**Task goal:**
What lines of the data below include the word "JSON"? Report them by copying each.

**The records:**
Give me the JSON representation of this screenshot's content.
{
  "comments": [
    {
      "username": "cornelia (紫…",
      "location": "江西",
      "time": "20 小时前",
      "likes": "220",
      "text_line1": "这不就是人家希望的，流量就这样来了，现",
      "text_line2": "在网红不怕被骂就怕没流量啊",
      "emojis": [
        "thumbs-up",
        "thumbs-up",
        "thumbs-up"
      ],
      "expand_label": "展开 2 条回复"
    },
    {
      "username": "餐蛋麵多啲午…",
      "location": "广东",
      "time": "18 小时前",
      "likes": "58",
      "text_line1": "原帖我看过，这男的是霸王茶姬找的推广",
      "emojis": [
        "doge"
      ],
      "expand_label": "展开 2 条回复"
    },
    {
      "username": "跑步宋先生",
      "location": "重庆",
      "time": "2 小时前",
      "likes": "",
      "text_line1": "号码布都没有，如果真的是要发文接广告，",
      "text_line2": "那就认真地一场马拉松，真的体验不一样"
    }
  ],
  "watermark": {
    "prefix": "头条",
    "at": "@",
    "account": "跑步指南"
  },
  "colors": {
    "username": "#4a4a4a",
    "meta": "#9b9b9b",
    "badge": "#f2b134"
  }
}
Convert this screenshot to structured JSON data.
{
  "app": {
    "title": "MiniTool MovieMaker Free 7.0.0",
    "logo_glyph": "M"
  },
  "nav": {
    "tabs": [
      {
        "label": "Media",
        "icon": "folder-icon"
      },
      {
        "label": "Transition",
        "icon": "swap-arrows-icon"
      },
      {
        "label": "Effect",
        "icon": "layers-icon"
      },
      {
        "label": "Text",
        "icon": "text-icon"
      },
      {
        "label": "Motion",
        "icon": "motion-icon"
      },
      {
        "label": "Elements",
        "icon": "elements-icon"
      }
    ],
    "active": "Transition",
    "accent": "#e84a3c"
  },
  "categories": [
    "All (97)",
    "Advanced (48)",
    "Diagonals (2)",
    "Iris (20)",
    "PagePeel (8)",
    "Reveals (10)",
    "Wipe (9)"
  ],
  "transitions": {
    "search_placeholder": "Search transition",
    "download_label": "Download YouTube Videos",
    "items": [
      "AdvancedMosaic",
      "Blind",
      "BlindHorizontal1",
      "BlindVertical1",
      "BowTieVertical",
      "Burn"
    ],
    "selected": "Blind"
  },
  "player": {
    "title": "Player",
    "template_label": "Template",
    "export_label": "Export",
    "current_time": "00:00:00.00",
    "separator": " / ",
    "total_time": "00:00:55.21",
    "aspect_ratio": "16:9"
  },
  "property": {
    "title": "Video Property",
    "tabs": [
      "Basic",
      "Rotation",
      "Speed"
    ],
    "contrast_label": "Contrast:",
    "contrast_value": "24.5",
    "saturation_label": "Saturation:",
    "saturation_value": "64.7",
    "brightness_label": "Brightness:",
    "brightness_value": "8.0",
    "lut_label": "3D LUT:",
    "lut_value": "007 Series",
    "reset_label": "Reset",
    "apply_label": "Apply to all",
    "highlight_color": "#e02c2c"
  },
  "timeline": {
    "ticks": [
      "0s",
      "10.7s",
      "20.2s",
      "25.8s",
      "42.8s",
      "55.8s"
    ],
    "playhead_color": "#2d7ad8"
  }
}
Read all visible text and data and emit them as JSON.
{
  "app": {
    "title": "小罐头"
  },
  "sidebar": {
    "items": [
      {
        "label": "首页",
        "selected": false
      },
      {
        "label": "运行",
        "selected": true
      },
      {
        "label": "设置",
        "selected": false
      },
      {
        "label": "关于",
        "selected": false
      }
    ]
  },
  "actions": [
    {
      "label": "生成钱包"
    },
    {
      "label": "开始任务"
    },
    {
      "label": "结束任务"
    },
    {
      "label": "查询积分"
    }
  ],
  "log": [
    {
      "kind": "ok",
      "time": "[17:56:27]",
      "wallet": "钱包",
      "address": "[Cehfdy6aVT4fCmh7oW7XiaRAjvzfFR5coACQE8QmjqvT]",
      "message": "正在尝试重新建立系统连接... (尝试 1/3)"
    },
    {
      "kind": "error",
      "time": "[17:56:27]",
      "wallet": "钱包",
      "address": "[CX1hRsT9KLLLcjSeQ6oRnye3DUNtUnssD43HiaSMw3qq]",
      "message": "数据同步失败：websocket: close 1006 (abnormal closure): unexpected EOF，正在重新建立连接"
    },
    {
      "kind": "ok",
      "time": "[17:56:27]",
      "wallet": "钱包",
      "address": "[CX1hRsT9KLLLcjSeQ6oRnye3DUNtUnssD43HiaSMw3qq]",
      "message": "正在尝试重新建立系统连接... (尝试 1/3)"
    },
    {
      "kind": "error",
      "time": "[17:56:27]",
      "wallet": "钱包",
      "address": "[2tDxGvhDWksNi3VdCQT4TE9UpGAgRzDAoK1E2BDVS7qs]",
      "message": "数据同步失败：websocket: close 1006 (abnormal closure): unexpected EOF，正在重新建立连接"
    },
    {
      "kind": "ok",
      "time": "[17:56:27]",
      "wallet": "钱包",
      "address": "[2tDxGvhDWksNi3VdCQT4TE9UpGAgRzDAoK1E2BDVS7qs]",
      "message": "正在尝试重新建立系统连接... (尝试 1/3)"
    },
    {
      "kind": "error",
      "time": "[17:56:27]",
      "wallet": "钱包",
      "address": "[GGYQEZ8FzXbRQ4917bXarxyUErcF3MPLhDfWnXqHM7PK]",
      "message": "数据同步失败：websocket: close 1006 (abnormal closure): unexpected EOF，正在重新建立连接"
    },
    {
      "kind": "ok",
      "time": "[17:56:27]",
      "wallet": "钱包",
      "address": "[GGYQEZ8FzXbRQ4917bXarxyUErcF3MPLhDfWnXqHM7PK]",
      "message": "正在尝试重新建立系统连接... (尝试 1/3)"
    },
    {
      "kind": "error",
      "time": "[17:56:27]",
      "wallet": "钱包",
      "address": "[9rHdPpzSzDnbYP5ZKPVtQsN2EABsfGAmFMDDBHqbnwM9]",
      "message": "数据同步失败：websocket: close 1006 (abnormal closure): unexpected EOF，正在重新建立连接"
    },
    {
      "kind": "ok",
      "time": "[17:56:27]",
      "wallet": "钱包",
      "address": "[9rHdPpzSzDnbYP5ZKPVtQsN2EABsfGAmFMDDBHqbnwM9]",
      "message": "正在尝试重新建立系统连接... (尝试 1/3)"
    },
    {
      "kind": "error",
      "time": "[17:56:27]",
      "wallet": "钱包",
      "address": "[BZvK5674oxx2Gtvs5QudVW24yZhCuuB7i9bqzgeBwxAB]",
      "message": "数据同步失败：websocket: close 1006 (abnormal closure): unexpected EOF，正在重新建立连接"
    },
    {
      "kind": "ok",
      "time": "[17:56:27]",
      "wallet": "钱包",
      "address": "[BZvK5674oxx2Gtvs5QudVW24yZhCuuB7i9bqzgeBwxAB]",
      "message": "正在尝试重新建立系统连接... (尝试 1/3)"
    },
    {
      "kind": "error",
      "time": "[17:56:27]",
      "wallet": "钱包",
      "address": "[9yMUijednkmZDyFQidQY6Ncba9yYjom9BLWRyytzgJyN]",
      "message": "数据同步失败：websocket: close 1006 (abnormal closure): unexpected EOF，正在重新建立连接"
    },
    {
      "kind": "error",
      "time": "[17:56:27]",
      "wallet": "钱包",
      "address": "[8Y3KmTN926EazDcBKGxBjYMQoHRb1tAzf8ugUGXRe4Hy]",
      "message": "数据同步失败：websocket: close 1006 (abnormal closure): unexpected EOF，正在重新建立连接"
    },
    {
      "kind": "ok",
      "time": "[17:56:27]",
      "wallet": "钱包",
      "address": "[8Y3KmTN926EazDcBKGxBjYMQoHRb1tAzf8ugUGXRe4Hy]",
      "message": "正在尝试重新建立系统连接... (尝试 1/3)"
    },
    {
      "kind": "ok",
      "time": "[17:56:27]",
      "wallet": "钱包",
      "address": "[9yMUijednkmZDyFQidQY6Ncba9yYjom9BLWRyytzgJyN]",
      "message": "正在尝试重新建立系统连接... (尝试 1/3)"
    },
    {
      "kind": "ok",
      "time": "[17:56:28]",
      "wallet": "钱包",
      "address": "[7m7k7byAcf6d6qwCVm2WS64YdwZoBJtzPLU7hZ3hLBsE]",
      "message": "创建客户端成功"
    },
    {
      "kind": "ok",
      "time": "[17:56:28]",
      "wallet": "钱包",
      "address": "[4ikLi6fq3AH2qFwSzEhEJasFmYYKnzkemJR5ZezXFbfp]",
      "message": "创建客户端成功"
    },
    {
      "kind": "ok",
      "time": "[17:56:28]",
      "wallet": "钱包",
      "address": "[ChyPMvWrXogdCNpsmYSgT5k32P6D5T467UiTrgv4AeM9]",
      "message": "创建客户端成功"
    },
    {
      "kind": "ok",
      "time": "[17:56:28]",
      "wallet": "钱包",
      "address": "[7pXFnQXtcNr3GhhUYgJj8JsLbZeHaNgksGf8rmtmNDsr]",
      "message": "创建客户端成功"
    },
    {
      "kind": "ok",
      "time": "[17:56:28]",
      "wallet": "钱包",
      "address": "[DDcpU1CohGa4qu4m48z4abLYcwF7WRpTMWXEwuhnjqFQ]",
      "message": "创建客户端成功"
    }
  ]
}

**Result for this exercise:**
Give me the JSON representation of this screenshot's content.
Convert this screenshot to structured JSON data.
Read all visible text and data and emit them as JSON.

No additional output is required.